> So your argument is insufficient.
Total non sequitur. It is WM's support of that claim which is insufficient. > > > > Informally, the path q from 1/pi under f is > > {., .0, .01, .010, .0101, .01010, .010100, .0101000, .01010001, > > .010100010, ...}. (Formally, it is only finitely describable as a > > function, not as an elementbyelement list of nodes.) > > This path is distinct from each finite path: > > {.} is missing the node .0, which is in q. > > {., .0} is missing the node .01, which is in q. > > {., .0, .01} is missing the node .010, which is in q. > > > > In fact, we can continue this indefinitely; none of the finite rooted > > paths from which the tree is derived contains every node in q. However, > > every node in q is in the tree, since every one of its infinitelymany > > nodes is reachable from the root node after finitely many branchings. > > So q is a path over the maximal complete binary tree even though the > > maximal complete binary tree can be derived from a set that does not > > contain q. > > No it can't, unless magic plays a role.
Whatever is sufficiently beyond the understanding of WM, he regards as magic.
> Every path in the tree is a > finite path.
Not by the standard definition of a (maximal) path. One can, in a maximal infinite binary tree, have all kinds of finite pathlets (finite linearly ordered rooted sets of nodes), but none of them are maximal so none of them are paths according to the definition requiring that they be maximal. > > > > This is equivalent to the argument from arithmetic that there is, for > > every rational x, a rational y that is closer to 1/pi than x, presented > > above. > > And for each of these claoser rationals is far away from pi.
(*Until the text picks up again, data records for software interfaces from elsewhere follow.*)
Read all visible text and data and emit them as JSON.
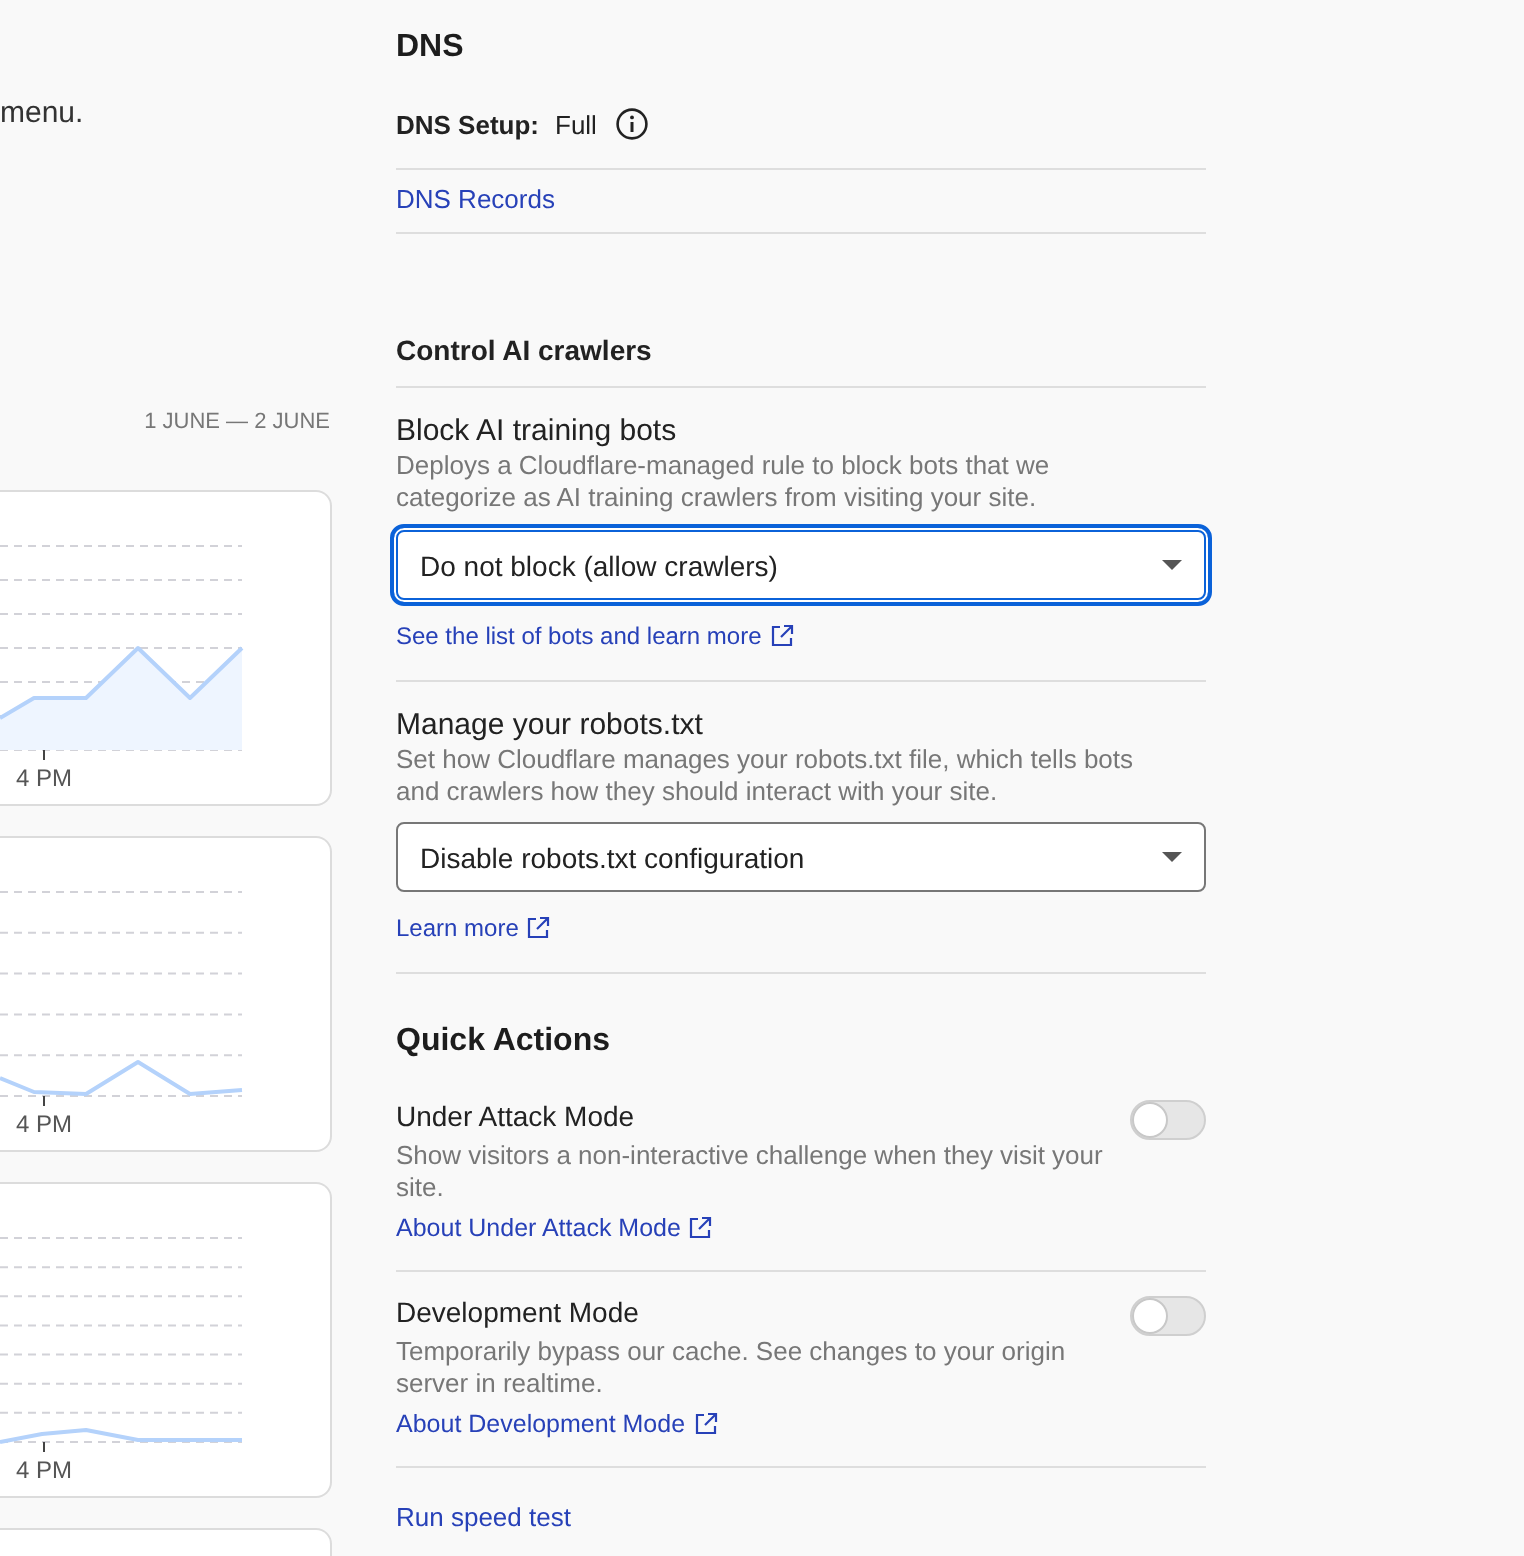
{
  "left_panel": {
    "intro_text_fragment": "menu.",
    "date_range": "1 JUNE — 2 JUNE",
    "charts": [
      {
        "tick_label": "4 PM"
      },
      {
        "tick_label": "4 PM"
      },
      {
        "tick_label": "4 PM"
      }
    ]
  },
  "dns": {
    "title": "DNS",
    "setup_label": "DNS Setup:",
    "setup_value": "Full",
    "records_link": "DNS Records"
  },
  "ai_crawlers": {
    "title": "Control AI crawlers",
    "settings": [
      {
        "title": "Block AI training bots",
        "description": "Deploys a Cloudflare-managed rule to block bots that we categorize as AI training crawlers from visiting your site.",
        "dropdown": {
          "value": "Do not block (allow crawlers)",
          "focused": true
        },
        "link": "See the list of bots and learn more"
      },
      {
        "title": "Manage your robots.txt",
        "description": "Set how Cloudflare manages your robots.txt file, which tells bots and crawlers how they should interact with your site.",
        "dropdown": {
          "value": "Disable robots.txt configuration",
          "focused": false
        },
        "link": "Learn more"
      }
    ]
  },
  "quick_actions": {
    "title": "Quick Actions",
    "items": [
      {
        "title": "Under Attack Mode",
        "description": "Show visitors a non-interactive challenge when they visit your site.",
        "link": "About Under Attack Mode",
        "on": false
      },
      {
        "title": "Development Mode",
        "description": "Temporarily bypass our cache. See changes to your origin server in realtime.",
        "link": "About Development Mode",
        "on": false
      }
    ],
    "speed_test_link": "Run speed test"
  }
}
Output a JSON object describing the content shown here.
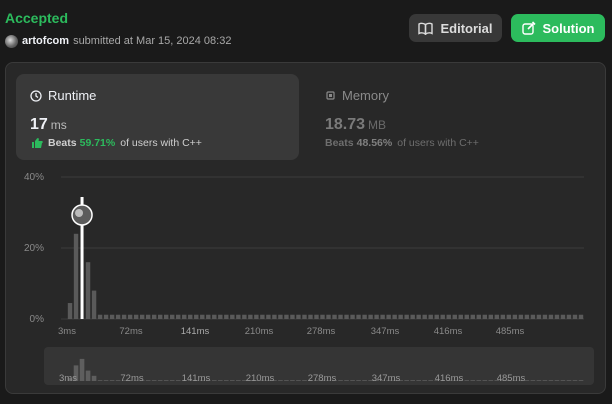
{
  "header": {
    "status": "Accepted",
    "user": "artofcom",
    "submitted_text": "submitted at Mar 15, 2024 08:32"
  },
  "buttons": {
    "editorial": "Editorial",
    "solution": "Solution"
  },
  "metrics": {
    "runtime": {
      "title": "Runtime",
      "value": "17",
      "unit": "ms",
      "beats_label": "Beats",
      "beats_pct": "59.71%",
      "beats_suffix": "of users with C++"
    },
    "memory": {
      "title": "Memory",
      "value": "18.73",
      "unit": "MB",
      "beats_label": "Beats",
      "beats_pct": "48.56%",
      "beats_suffix": "of users with C++"
    }
  },
  "colors": {
    "accent": "#2cbb5d",
    "background": "#1a1a1a",
    "card": "#282828"
  },
  "chart_data": {
    "type": "bar",
    "yticks": [
      "40%",
      "20%",
      "0%"
    ],
    "ylim": [
      0,
      40
    ],
    "xticks": [
      "3ms",
      "72ms",
      "141ms",
      "210ms",
      "278ms",
      "347ms",
      "416ms",
      "485ms"
    ],
    "highlight_label": "17ms",
    "values": [
      0,
      4.5,
      24,
      34,
      16,
      8,
      1.2,
      1.2,
      1.2,
      1.2,
      1.2,
      1.2,
      1.2,
      1.2,
      1.2,
      1.2,
      1.2,
      1.2,
      1.2,
      1.2,
      1.2,
      1.2,
      1.2,
      1.2,
      1.2,
      1.2,
      1.2,
      1.2,
      1.2,
      1.2,
      1.2,
      1.2,
      1.2,
      1.2,
      1.2,
      1.2,
      1.2,
      1.2,
      1.2,
      1.2,
      1.2,
      1.2,
      1.2,
      1.2,
      1.2,
      1.2,
      1.2,
      1.2,
      1.2,
      1.2,
      1.2,
      1.2,
      1.2,
      1.2,
      1.2,
      1.2,
      1.2,
      1.2,
      1.2,
      1.2,
      1.2,
      1.2,
      1.2,
      1.2,
      1.2,
      1.2,
      1.2,
      1.2,
      1.2,
      1.2,
      1.2,
      1.2,
      1.2,
      1.2,
      1.2,
      1.2,
      1.2,
      1.2,
      1.2,
      1.2,
      1.2,
      1.2,
      1.2,
      1.2,
      1.2,
      1.2,
      1.2
    ],
    "highlight_index": 3,
    "grid": true,
    "minimap": true
  }
}
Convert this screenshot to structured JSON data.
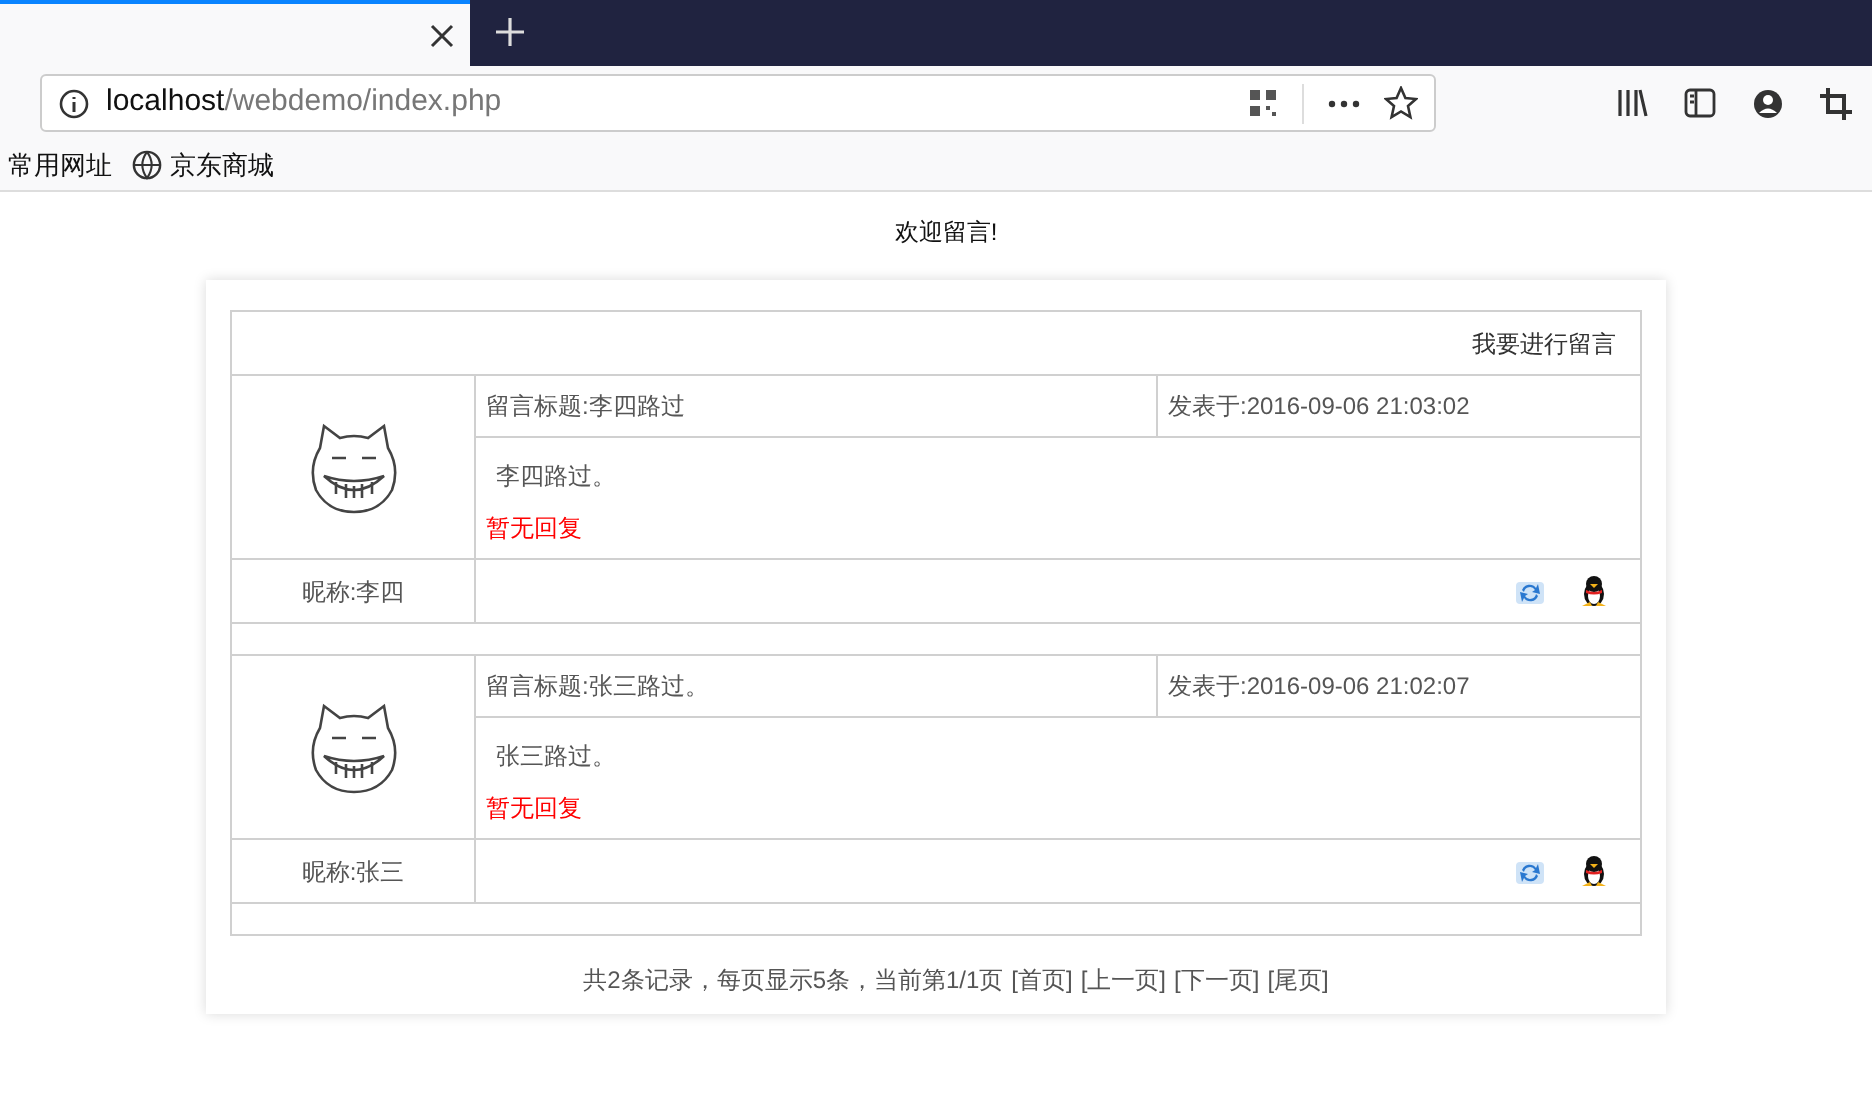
{
  "browser": {
    "url_host": "localhost",
    "url_path": "/webdemo/index.php",
    "bookmarks": [
      "常用网址",
      "京东商城"
    ]
  },
  "page": {
    "heading": "欢迎留言!",
    "new_message_link": "我要进行留言",
    "posts": [
      {
        "title": "留言标题:李四路过",
        "date": "发表于:2016-09-06 21:03:02",
        "body": "李四路过。",
        "reply": "暂无回复",
        "nickname": "昵称:李四"
      },
      {
        "title": "留言标题:张三路过。",
        "date": "发表于:2016-09-06 21:02:07",
        "body": "张三路过。",
        "reply": "暂无回复",
        "nickname": "昵称:张三"
      }
    ],
    "pagination": {
      "summary": "共2条记录，每页显示5条，当前第1/1页",
      "links": [
        "[首页]",
        "[上一页]",
        "[下一页]",
        "[尾页]"
      ]
    }
  }
}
That does not parse in English. > > > > > One of them is false, unless it is a magic tree where something > > > happens during construction. But I do not believe in magic, least in > > > mathematics.
WM declares magical whatever he does not comprehend. > > > > That a union of infinitely many distinct finite paths can contain > > infinite paths does not surprise me. > > There is no union.
There is in ZF, and WM cannot fault ZF.
> But even in set theory a union of sets should not > contain elements that are in none of the united sets.
Nor does it. > > > In ZFC, one formulation of the > > axiom of infinity takes exactly the form of an infinite union of finite > > elements. Only a union of finitely many finite elements or a (possibly, > > infinite) union of finitely many distinct finite elements ({1} U {1} U > > {1} U {1} U {1} U ... = {1}, for example), neither of which is > > sufficient to produce the maximal complete binary tree, is a finite set. > > > > Conversely, in a set theory with no infinite sets, there is also no > > binary tree containing the path q (from above). Both kinds of theory > > can be internally consistent, which is as close to "true" as anything > > in mathematics gets. > > Actual or finished infinity as close to false as anything can get, > within and outside of mathematics.
Not as close to false as are "potentially infinite sets" in any standard set theory. And, as yet, WM has not produced any set theory in which they are not false. > > Regards, WM
 Virgil